Statement from MacART on World Autism Acceptance Day 2024

On April 2nd we celebrate World Autism Acceptance Day. This day is not just about raising awareness, but also about fostering acceptance and promoting inclusion for the more than 75 million Autistic people worldwide. In Canada, 1 in 50 children and youth between the ages of 1 to 17 are Autistic, according to the Public Health Agency of Canada (PHAC, 2022). This underscores the importance of building a world that is inclusive for all.

The McMaster Autism Research Team (MacART; is excited to acknowledge World Autism Acceptance Day and the start of World Autism Month. MacART is a partnership between McMaster Children’s Hospital, Hamilton Health Sciences, and McMaster University dedicated to closing the gap between autism research and practice. MacART encourages collaboration among individuals, families, researchers, clinicians, educators, and policymakers whose lives and work are touched by autism.

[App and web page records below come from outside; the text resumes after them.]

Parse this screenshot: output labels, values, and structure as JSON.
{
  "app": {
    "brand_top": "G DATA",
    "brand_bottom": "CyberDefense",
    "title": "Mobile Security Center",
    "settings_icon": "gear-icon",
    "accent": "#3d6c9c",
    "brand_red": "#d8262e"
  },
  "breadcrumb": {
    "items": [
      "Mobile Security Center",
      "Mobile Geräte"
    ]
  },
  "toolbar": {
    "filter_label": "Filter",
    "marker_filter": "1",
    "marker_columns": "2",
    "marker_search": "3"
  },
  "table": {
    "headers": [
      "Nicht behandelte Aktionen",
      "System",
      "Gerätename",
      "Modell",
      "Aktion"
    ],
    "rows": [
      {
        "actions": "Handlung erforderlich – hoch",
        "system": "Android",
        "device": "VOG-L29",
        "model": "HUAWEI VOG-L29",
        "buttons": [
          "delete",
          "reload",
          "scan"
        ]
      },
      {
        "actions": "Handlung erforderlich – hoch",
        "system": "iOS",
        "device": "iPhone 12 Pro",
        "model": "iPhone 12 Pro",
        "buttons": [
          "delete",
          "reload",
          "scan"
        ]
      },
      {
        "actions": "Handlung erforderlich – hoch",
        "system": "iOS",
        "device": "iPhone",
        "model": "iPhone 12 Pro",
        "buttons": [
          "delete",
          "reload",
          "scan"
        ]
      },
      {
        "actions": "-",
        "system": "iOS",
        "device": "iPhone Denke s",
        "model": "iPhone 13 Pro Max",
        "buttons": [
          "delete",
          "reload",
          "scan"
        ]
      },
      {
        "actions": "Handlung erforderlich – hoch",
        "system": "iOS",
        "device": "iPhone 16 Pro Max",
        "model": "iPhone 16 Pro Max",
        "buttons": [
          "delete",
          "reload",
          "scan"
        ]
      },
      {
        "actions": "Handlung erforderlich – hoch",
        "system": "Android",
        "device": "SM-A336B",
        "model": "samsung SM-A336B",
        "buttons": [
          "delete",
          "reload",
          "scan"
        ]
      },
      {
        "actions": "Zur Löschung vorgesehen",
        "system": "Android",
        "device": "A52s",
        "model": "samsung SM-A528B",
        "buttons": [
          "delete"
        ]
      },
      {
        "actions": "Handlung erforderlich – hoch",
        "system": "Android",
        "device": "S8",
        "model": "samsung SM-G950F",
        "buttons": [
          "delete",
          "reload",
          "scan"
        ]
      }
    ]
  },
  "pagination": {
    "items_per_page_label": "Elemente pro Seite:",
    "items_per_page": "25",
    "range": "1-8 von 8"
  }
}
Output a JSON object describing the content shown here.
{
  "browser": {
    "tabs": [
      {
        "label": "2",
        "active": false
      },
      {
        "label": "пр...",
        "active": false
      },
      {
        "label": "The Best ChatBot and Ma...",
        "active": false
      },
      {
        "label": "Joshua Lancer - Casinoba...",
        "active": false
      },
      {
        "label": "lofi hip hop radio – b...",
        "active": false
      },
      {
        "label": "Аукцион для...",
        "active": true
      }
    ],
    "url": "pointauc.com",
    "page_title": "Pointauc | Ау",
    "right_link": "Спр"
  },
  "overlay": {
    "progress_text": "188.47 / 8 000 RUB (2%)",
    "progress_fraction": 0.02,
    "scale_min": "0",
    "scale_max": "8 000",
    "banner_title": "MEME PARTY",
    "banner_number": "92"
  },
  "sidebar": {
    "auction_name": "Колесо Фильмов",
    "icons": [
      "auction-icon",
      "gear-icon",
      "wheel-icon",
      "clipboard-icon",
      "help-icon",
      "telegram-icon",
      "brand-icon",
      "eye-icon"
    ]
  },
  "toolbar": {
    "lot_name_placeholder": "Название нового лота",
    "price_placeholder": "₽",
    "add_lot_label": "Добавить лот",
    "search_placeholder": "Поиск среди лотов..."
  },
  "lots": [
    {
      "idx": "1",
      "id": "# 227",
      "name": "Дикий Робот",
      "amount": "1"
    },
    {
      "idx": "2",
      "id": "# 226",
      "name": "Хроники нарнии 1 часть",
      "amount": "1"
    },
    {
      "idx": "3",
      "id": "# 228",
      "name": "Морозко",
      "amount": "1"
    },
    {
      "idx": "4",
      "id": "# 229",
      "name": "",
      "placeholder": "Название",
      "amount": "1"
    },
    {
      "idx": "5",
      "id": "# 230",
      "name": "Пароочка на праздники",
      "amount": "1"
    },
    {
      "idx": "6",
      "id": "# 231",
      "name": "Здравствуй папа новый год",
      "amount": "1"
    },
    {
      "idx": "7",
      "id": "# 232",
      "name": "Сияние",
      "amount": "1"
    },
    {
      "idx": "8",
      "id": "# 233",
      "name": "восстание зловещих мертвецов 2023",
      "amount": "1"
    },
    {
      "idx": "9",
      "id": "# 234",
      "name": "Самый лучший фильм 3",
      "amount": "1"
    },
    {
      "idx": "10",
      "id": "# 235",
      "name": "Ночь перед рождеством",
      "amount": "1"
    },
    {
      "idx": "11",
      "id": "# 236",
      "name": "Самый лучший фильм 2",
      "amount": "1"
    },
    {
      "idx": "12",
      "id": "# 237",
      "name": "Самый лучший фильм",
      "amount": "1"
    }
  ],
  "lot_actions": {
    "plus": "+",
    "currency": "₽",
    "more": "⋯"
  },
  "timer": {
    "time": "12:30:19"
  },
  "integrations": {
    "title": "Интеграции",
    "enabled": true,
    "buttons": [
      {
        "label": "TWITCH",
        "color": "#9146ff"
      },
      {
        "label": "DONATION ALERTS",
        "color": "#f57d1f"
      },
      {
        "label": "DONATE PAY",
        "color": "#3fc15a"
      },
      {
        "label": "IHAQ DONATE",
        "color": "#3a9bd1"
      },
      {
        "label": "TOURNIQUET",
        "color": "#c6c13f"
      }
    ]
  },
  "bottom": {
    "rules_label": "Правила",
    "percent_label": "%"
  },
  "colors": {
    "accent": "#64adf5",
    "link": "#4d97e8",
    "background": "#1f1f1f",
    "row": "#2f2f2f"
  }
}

The theme of this year’s World Autism Acceptance Day is Moving from Surviving to Thriving: Autistic Individuals Share Regional Perspectives, which encourages having dialogues about regional differences and similarities in the autism field. These efforts are in part aimed towards the goal of improving the implementation of the United Nations’ overall Sustainable Development Goals (SDGs) for encouraging Autistic people worldwide to thrive, rather than just survive. Through communicating information on key factors of well-being and how they are promoted in different regions, we can create collective learned lessons and informed change, multiplying the positive impact of once individual learnings.

MacART member Dr. Irene Drmic, a clinical psychologist and lead for MacART’s Clinical Research pillar, is Clinical Director for the ‘Integrated Pathway for Children and Youth with Extensive Needs’ program at Hamilton Health Sciences’ McMaster Children’s Hospital (MCH) and the Ron Joyce Children’s Health Centre. This Proof of Concept program was announced in 2023 and is supported by $97 million from the province of Ontario over three years across three sites (Hamilton, Toronto, and Ottawa). It is designed to connect families of children and youth with co-occuring neurodevelopmental, mental health, behavioral, and medical complexities, and/or social vulnerabilities, which may include children and youth with autism with complex needs, with an interdisciplinary team of healthcare professionals.

This tailored and integrated pathway of care aims to ensure that the most vulnerable children and youth and their families, regardless of diagnosis, are accessing timely, evidence-based, and trauma-informed services.

“We hope that the lessons we are learning from the pilot programs in these three regions can inform an evidence-informed expansion of this program across Ontario,” says Dr. Irene Drmic. “We are excited about what we’ve been seeing on the ground; in our dialogues across sites, we already have learned much around approaching multi-organizational partnerships, engagement strategies, and forming models of service access across organizations. This is an important step in advancing patient-centred care in a way that promotes family empowerment.”

MacART is steadfast in its commitment to work together with our partner members, organizations, and collaborators to advance autism care through meaningful research. Together, we can evolve the conversation surrounding neurodiversity, with the aim of improving quality of life for all Autistic individuals towards thriving, not just surviving.

MacART is proud to be supported by our partners:

  • McMaster University
  • McMaster Children’s Hospital
  • Hamilton Health Sciences & Hamilton Health Sciences Foundation

Click here to download a copy of this statement.

Scroll to Top